Manchester and other northern UK cities share many of the same problems as our Northeast and Midwest Great Lakes legacy cities–they have lost a great deal of their economic meaning because of changes in logistics and deindustrialization. At the moment their national government has launched a major effort to promote “northern cities” economic development. What can we learn from them?
What if anything do estimated economic multipliers really mean? What are some basic principles policymakers should use when thinking about the prospective impact of new projects in their communities? Click Questioning the Value of Economic Multiplier Estimates and see what Edward G. Keating, Irina Danescu, and Robert Murphy from the RAND Corporation have to say?
Can you believe up to now no one has written a modern history of American chambers of commerce? Not until Chris Mead recently published his one-of-a-kind Magicians on Main Street. So let’s use Magicians of Main Street and investigate how well the conventional wisdom concerning the FIRST Wave of economic development holds up. If the First Wave doesn’t prove accurate–what does it say about the other two waves?
The core idea behind this series of articles is to help local economic developers navigate and function effectively within their communities–sort of an on-the-job helpful advice. In this issue, we deepen our understanding of the Policy/Practitioner World nexus building upon two elements introduced in the first issue. To penetrate more deeply into the local situation, we will also introduce a new concept: “the policy cycle”. The thrust of our article/series is to move from the glitz–concentrate on making programs work–concentrate on developing programs that address community concerns. problems, and opportunities as they see and feel them.

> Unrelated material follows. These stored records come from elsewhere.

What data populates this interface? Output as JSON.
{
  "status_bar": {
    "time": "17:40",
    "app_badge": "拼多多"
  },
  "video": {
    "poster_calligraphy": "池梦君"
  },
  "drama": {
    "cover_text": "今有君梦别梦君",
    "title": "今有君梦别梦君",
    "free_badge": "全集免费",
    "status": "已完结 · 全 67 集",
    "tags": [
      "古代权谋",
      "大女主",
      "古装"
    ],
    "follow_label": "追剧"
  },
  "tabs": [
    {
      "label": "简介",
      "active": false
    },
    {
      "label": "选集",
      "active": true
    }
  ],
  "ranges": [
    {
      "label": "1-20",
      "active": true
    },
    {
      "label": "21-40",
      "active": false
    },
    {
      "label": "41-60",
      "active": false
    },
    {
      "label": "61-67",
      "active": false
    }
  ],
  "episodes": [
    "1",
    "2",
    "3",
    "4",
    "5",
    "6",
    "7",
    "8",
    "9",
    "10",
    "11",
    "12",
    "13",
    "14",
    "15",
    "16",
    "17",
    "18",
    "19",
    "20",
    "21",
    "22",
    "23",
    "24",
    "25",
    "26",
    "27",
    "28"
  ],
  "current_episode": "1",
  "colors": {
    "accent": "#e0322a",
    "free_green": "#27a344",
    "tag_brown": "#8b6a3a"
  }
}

I’m amazed how little is written about what goes on at the state and local levels.
Most of us work in a community or at the state level and our daily professional lives are a lot more complicated than simply “creating jobs/clusters”, “preparing knowledge-based workers” or “developing disruptive entrepreneurs”. OK–there is the usual flood of blogs describing new policy issues, incredibly brilliant programs, and cutting-edge economic development strategies. But there is precious little about what it is like to work in sub-state economic development. There is seldom anyone who writes about how things get done locally and how a local economic developer can function effectively. That is what this issue is about.
Marc J. Dunkelman, The Vanishing Neighbor: the Transformation of American Community Why should an economic developer read a political sociology book? Because economic growth or decline is not simply the result of good and bad economics! Politics, cultural values, and changes in our personal lifestyles and relationships surprisingly can affect our success at the local and state levels. Despite its strange sounding name, the Vanishing Neighbor explores how economic changes generate societal changes with political consequences that make it difficult to develop effective solutions to address economic and social problems in our communities. What happens if societal change causes economic stagnation, inequality, and political gridlock? That’s what Dunkelman is trying to help us think through. Why does a vanishing neighbor change how we do our jobs?
If entrepreneurialism, venture capital, and tech start up are your thing–this is exactly the kind of info you need to help evaluate proposals, perform due diligence on applications, understand tech business plans, and in general, familiarize yourself with technology business formation. Otherwise, this book can be a great crib sheet to follow the TV hit “Silicon Valley”. It is alleged by some that Thiel is the inspiration for the show’s character, Peter Gregory. I recommend Zero to One because it challenges our conventional principles about young tech companies, and introduces the reader to a new way of thinking and offers economic developers new ideas on how to evaluate potentially successful tech start up. Or if you prefer, it does make HBO’s Silicon Valley more hilarious.
The book jacket describes Joel Kotkin’s the New Class Conflict as a “call to arms and a unique piece of analysis about the possible evolution of our society into an increasingly quasi-feudal order”. The image of Kotkin as Martin Luther posting his famous 95 Theses came to my mind Using metaphors gleaned from the medieval world, Kotkin, the iconoclastic but extraordinarily insightful master of Curmudgeons, describes a new ruling class he believes dominate much of contemporary America. What has this got to do with economic development? Plenty! Kotkin’s description/critique of this New Class and its devastating consequences to our society and economy delivers a powerful blow to several prominent economic development strategies. Anyone in economic development can’t ignore this book–no more than the Pope could ignore the Protestant Reformation.
Economic and workforce developers typically confront unemployment by providing basic or enhanced skills and repositioning the unemployed into “hot” occupations or growing industry sectors. Alan B. Krueger, Judd Cramer and David Cho, “Are the Long-Term Unemployed on the Margins of the Labor Market”, Brookings Papers, however, challenge this paradigm and wonder if the unemployed may be on the margins of the labor market–on the road to dropping out completely. Who is Alan Krueger–from 2011 to August 2013 he was President Obama’s White House Chair of the Council of Economic Advisors. So what does Krueger have to say?
Economic development’s most deep-seated axiom is that capital is mobile, people can exit, and business can move to greener pastures. How do we get our collective hands around the sad fact nothing is tied down, and our job description/paycheck require us to wave some magic wand and make the problem go away? Paul Peterson’s classic City Limits (1881), questions whether a city can overcome the mobility of capital. Let’s update Peterson and see how things have changed.